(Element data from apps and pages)
┄┄┄┄┄┄┄┄┄┄┄┄┄┄┄┄┄┄┄┄

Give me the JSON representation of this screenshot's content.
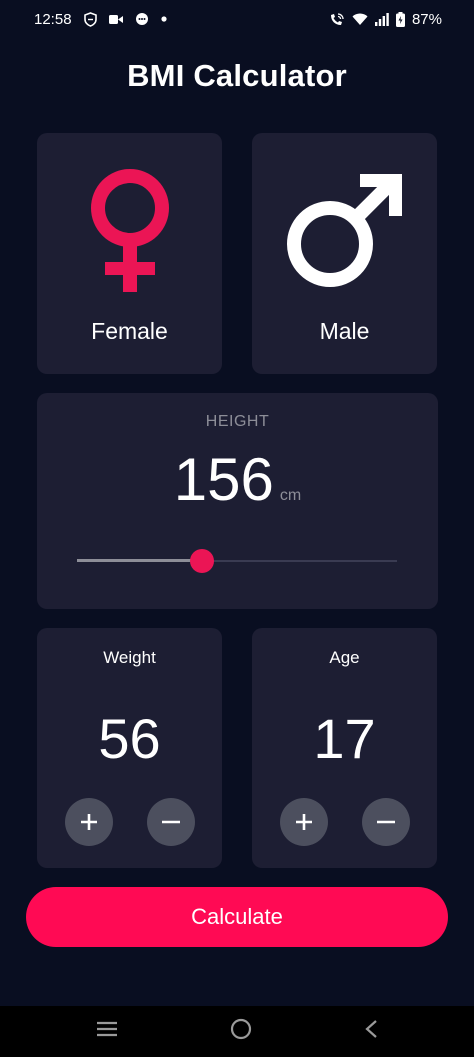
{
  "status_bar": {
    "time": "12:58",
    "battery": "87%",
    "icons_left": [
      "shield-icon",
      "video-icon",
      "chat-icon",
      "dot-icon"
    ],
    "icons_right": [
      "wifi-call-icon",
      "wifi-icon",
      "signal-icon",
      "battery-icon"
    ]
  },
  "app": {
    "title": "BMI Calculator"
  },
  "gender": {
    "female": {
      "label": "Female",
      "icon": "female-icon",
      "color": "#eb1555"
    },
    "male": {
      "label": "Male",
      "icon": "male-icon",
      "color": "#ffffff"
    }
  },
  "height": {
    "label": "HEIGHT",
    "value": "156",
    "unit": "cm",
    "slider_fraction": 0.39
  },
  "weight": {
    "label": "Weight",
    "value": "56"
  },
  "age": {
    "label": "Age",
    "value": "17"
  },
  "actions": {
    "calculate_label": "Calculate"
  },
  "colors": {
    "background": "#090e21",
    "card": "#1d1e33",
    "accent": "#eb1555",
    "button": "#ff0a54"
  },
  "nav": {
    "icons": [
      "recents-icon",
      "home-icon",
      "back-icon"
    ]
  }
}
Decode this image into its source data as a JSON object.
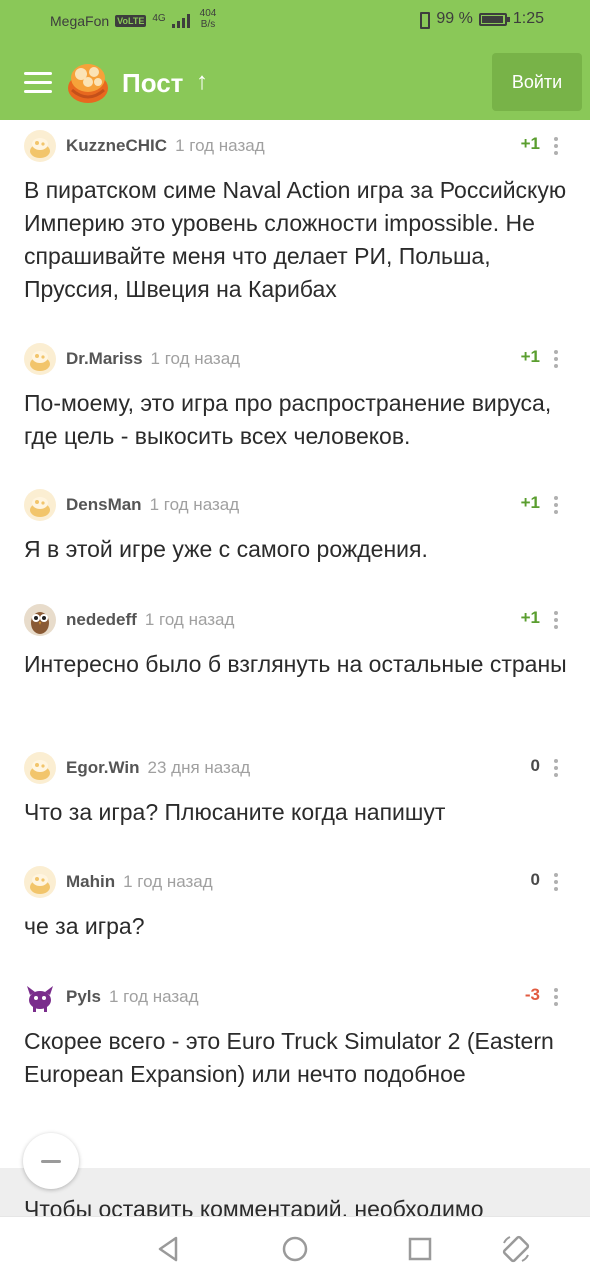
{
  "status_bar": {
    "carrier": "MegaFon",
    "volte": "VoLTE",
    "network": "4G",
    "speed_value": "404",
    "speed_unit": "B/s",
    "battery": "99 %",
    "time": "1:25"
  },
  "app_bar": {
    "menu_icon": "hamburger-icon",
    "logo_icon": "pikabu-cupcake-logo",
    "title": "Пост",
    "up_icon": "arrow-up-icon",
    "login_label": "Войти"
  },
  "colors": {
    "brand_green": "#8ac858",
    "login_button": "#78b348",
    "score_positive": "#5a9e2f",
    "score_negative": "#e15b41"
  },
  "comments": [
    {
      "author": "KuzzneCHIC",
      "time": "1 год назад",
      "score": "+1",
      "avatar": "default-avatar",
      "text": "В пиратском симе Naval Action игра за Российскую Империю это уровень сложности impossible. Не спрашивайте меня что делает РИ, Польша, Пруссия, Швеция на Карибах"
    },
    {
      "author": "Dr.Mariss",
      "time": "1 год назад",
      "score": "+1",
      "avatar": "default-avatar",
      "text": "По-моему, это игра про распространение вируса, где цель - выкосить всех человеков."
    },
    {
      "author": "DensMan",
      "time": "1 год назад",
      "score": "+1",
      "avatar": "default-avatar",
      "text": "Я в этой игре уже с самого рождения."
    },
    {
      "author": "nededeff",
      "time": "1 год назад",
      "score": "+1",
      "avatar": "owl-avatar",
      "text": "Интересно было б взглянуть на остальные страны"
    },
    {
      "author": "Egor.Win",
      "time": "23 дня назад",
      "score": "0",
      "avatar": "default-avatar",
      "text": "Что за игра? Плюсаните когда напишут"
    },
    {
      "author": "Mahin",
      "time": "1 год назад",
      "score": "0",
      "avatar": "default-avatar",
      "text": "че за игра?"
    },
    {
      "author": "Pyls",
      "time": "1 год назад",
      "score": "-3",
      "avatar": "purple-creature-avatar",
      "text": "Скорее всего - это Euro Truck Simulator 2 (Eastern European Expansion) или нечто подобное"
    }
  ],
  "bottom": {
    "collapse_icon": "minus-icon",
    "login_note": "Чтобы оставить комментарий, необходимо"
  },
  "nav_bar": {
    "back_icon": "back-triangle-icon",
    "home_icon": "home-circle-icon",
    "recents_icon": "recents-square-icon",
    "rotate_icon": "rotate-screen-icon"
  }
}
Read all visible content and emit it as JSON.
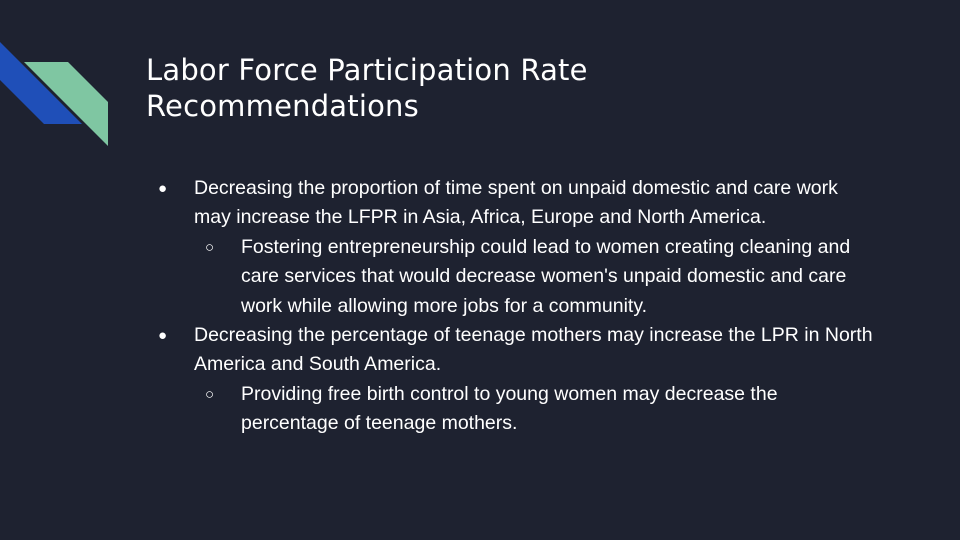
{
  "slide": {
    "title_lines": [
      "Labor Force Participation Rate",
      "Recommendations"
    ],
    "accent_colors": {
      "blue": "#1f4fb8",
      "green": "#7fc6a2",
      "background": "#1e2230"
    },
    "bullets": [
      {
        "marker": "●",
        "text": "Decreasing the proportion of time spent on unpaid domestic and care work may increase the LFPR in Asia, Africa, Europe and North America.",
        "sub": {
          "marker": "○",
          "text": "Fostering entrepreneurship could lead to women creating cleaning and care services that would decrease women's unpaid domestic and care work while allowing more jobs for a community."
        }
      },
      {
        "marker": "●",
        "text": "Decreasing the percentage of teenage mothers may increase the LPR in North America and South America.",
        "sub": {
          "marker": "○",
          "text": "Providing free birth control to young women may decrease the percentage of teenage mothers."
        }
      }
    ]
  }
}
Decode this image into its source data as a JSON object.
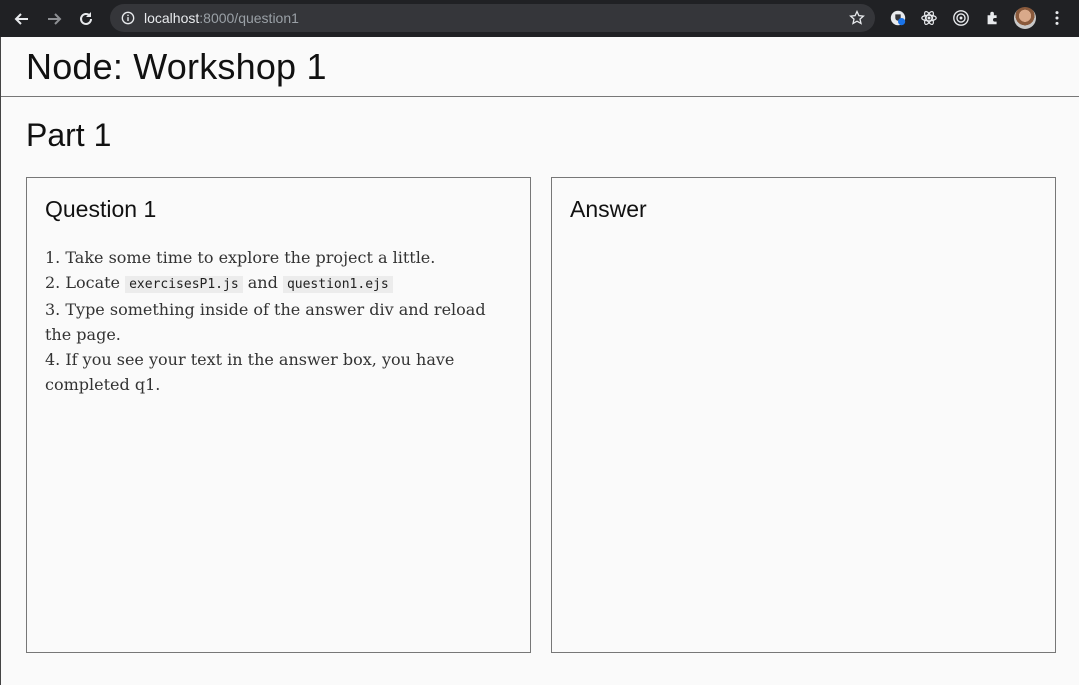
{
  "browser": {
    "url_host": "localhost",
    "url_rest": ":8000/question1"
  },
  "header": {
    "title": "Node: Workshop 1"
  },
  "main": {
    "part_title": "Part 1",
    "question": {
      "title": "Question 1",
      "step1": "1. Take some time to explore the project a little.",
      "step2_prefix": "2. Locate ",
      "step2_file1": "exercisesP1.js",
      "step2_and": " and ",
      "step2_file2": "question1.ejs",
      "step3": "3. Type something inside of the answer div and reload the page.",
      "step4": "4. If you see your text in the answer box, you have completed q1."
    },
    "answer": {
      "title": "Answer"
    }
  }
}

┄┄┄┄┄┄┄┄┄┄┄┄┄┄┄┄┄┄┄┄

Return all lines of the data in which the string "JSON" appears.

# [Answer]
Give me the JSON representation of this screenshot's content.
Decode this image into its source data as a JSON object.
Read all visible content and emit it as JSON.
Decode this image into its source data as a JSON object.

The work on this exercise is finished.